DATA FOR THE TASK Block Start

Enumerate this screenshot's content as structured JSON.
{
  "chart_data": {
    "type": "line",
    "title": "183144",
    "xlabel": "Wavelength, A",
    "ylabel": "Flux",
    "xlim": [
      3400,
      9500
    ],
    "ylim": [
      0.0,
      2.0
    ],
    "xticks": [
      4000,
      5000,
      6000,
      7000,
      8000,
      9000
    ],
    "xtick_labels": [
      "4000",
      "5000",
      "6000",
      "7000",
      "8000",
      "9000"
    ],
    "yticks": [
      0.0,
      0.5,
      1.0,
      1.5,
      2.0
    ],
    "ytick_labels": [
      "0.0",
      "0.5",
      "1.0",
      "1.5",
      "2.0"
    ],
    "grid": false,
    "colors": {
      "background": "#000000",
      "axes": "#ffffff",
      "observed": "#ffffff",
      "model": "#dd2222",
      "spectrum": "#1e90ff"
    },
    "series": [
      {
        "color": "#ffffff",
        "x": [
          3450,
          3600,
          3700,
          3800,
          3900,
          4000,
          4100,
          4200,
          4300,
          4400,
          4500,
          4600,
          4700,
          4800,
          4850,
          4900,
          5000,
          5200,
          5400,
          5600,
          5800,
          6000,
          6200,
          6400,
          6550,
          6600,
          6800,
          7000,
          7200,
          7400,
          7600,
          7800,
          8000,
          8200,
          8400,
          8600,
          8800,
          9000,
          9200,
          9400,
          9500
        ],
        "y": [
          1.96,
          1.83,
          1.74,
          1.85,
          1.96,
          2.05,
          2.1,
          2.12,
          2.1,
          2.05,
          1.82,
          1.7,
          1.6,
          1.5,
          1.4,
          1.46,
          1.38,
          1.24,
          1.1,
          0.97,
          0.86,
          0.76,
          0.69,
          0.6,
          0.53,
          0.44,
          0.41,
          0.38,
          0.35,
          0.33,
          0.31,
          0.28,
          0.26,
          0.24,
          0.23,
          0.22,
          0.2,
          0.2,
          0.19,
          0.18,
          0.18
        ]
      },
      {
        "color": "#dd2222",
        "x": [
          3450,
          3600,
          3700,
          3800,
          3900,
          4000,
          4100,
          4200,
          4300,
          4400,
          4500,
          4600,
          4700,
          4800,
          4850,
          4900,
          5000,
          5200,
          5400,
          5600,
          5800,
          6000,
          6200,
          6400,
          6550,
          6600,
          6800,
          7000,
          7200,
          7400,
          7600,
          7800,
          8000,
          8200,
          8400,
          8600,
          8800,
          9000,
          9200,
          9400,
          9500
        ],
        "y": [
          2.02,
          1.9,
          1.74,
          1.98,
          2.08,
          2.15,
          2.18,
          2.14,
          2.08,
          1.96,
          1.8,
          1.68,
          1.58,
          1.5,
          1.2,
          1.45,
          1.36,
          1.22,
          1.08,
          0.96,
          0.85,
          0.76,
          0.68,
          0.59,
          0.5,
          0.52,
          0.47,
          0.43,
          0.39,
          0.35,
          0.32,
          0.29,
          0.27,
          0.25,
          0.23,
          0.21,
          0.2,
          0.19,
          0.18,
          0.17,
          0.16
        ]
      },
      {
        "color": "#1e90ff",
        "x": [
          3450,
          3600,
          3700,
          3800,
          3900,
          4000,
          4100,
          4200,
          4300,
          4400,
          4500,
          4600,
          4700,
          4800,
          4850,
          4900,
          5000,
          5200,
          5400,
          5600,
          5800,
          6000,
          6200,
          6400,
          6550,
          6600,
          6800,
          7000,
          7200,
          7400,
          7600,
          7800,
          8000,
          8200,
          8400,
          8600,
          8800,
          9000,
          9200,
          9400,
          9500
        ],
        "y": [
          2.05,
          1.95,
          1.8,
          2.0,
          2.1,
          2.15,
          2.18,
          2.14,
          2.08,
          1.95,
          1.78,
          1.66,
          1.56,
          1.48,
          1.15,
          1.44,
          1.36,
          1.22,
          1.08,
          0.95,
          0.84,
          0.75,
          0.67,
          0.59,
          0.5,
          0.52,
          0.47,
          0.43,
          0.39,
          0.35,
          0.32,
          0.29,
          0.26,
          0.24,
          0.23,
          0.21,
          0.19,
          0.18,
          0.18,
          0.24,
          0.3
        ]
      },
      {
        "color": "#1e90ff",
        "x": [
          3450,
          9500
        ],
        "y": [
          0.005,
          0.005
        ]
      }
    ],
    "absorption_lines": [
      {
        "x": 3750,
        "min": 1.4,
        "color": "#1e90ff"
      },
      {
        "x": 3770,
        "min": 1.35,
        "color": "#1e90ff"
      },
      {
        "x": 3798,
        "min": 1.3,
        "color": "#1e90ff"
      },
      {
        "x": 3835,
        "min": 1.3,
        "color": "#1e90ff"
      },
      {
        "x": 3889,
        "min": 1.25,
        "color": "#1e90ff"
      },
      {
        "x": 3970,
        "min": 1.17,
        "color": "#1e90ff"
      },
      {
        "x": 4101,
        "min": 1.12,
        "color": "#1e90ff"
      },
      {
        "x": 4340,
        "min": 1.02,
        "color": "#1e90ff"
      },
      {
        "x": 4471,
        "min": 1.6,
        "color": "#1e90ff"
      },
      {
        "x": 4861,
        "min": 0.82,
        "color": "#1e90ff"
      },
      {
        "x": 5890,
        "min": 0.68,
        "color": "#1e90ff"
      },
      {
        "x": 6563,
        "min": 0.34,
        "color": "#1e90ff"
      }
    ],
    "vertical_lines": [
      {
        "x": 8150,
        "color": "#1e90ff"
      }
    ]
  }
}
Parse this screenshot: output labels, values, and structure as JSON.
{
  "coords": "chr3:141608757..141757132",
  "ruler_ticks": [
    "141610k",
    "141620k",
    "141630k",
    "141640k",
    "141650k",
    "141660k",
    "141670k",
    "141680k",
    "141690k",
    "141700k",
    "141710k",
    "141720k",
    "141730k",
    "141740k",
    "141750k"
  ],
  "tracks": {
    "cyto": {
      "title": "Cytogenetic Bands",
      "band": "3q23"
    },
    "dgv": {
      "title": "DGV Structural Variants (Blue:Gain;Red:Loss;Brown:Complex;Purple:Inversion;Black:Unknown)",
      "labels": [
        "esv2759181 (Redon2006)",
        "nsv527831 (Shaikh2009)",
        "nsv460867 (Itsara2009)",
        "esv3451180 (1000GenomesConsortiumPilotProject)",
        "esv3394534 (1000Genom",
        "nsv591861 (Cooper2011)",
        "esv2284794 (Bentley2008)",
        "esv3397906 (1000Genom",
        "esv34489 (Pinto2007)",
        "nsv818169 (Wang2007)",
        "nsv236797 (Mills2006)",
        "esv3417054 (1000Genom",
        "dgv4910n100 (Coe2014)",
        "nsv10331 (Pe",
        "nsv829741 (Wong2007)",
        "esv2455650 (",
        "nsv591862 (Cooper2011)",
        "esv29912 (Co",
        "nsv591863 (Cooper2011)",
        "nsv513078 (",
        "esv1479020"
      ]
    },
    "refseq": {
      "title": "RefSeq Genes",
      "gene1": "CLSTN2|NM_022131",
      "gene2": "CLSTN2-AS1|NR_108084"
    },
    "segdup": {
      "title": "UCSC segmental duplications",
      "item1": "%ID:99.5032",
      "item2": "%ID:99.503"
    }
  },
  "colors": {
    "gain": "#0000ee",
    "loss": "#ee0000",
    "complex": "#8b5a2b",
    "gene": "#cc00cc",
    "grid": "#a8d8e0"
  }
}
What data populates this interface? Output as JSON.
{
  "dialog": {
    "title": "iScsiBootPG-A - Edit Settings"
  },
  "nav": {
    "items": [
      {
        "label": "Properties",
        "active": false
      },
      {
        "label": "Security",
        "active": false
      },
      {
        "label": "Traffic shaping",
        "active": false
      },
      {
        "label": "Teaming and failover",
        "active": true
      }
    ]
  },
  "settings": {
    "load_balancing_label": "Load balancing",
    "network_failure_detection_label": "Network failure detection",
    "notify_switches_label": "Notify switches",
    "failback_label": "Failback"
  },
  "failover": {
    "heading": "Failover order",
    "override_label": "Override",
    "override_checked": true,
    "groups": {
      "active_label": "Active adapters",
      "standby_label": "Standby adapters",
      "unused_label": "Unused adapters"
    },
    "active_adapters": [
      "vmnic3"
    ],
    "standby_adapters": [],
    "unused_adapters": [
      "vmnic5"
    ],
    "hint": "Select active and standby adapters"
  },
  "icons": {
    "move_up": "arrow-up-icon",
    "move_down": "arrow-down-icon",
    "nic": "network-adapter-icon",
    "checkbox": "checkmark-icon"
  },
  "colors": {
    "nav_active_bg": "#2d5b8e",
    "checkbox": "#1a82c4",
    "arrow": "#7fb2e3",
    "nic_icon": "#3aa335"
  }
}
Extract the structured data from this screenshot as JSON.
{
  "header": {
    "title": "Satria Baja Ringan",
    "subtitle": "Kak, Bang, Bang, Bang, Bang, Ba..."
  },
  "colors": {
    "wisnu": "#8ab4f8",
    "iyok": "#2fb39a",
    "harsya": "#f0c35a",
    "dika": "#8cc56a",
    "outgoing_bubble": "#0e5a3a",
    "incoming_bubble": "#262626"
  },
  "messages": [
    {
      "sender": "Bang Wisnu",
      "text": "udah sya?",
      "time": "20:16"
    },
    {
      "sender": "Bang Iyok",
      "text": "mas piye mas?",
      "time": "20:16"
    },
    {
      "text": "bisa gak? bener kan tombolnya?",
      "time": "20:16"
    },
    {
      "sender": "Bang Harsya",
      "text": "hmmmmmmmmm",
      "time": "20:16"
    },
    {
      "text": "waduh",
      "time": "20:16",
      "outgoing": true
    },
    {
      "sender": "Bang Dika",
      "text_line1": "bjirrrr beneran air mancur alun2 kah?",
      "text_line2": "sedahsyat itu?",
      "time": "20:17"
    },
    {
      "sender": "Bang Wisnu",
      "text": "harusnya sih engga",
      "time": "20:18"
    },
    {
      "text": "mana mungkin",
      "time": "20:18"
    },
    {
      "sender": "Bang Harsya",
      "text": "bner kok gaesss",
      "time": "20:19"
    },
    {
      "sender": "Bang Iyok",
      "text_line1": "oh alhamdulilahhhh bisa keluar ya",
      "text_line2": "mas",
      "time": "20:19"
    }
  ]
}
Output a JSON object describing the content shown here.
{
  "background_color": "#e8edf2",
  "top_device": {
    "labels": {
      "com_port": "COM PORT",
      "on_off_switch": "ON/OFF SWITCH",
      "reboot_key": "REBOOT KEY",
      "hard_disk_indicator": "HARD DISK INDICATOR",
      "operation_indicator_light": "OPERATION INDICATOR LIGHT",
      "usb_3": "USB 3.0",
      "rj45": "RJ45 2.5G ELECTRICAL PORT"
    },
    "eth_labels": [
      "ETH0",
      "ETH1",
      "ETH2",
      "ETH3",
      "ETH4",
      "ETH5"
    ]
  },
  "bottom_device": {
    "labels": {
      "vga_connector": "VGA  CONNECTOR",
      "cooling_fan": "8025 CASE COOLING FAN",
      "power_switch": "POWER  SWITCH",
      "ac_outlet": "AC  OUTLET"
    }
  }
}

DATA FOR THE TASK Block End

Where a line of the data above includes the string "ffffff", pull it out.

      "axes": "#ffffff",
      "observed": "#ffffff",
        "color": "#ffffff",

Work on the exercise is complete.